Provided information:
--- START ---
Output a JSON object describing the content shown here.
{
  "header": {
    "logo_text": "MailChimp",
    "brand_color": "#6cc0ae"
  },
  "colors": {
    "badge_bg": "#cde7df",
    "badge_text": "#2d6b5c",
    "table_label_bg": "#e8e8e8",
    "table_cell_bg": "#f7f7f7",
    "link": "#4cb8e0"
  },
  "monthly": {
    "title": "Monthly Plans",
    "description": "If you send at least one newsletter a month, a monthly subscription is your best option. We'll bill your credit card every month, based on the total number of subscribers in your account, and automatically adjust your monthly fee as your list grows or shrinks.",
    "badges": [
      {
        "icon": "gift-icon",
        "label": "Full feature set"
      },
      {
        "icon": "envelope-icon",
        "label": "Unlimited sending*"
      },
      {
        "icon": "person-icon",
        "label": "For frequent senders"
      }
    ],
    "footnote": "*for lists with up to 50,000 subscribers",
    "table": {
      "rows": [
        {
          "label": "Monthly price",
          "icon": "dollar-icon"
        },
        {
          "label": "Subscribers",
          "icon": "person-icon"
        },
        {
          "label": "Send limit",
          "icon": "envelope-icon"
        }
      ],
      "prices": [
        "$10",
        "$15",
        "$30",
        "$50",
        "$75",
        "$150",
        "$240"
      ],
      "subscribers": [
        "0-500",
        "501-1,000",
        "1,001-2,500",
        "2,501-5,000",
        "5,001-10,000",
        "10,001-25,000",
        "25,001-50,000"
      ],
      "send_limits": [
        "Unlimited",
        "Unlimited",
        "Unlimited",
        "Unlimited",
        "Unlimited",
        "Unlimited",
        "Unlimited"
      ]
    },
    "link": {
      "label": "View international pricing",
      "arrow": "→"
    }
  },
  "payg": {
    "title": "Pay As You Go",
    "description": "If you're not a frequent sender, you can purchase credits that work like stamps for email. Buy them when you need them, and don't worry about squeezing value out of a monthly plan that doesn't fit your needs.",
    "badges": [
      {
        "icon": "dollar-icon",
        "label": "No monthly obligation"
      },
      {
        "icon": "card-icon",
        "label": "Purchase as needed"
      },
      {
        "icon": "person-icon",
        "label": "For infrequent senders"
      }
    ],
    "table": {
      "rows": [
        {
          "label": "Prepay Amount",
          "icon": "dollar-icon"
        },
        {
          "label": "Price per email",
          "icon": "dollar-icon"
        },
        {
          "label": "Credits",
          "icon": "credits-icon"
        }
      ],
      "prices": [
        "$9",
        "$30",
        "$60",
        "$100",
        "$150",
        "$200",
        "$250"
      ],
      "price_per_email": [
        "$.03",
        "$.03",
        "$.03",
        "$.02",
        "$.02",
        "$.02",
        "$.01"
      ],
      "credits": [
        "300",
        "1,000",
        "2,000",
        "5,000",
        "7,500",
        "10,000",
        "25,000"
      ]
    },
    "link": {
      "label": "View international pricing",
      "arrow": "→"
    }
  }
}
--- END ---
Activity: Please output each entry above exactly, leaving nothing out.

Result of this task:
Output a JSON object describing the content shown here.
{
  "header": {
    "logo_text": "MailChimp",
    "brand_color": "#6cc0ae"
  },
  "colors": {
    "badge_bg": "#cde7df",
    "badge_text": "#2d6b5c",
    "table_label_bg": "#e8e8e8",
    "table_cell_bg": "#f7f7f7",
    "link": "#4cb8e0"
  },
  "monthly": {
    "title": "Monthly Plans",
    "description": "If you send at least one newsletter a month, a monthly subscription is your best option. We'll bill your credit card every month, based on the total number of subscribers in your account, and automatically adjust your monthly fee as your list grows or shrinks.",
    "badges": [
      {
        "icon": "gift-icon",
        "label": "Full feature set"
      },
      {
        "icon": "envelope-icon",
        "label": "Unlimited sending*"
      },
      {
        "icon": "person-icon",
        "label": "For frequent senders"
      }
    ],
    "footnote": "*for lists with up to 50,000 subscribers",
    "table": {
      "rows": [
        {
          "label": "Monthly price",
          "icon": "dollar-icon"
        },
        {
          "label": "Subscribers",
          "icon": "person-icon"
        },
        {
          "label": "Send limit",
          "icon": "envelope-icon"
        }
      ],
      "prices": [
        "$10",
        "$15",
        "$30",
        "$50",
        "$75",
        "$150",
        "$240"
      ],
      "subscribers": [
        "0-500",
        "501-1,000",
        "1,001-2,500",
        "2,501-5,000",
        "5,001-10,000",
        "10,001-25,000",
        "25,001-50,000"
      ],
      "send_limits": [
        "Unlimited",
        "Unlimited",
        "Unlimited",
        "Unlimited",
        "Unlimited",
        "Unlimited",
        "Unlimited"
      ]
    },
    "link": {
      "label": "View international pricing",
      "arrow": "→"
    }
  },
  "payg": {
    "title": "Pay As You Go",
    "description": "If you're not a frequent sender, you can purchase credits that work like stamps for email. Buy them when you need them, and don't worry about squeezing value out of a monthly plan that doesn't fit your needs.",
    "badges": [
      {
        "icon": "dollar-icon",
        "label": "No monthly obligation"
      },
      {
        "icon": "card-icon",
        "label": "Purchase as needed"
      },
      {
        "icon": "person-icon",
        "label": "For infrequent senders"
      }
    ],
    "table": {
      "rows": [
        {
          "label": "Prepay Amount",
          "icon": "dollar-icon"
        },
        {
          "label": "Price per email",
          "icon": "dollar-icon"
        },
        {
          "label": "Credits",
          "icon": "credits-icon"
        }
      ],
      "prices": [
        "$9",
        "$30",
        "$60",
        "$100",
        "$150",
        "$200",
        "$250"
      ],
      "price_per_email": [
        "$.03",
        "$.03",
        "$.03",
        "$.02",
        "$.02",
        "$.02",
        "$.01"
      ],
      "credits": [
        "300",
        "1,000",
        "2,000",
        "5,000",
        "7,500",
        "10,000",
        "25,000"
      ]
    },
    "link": {
      "label": "View international pricing",
      "arrow": "→"
    }
  }
}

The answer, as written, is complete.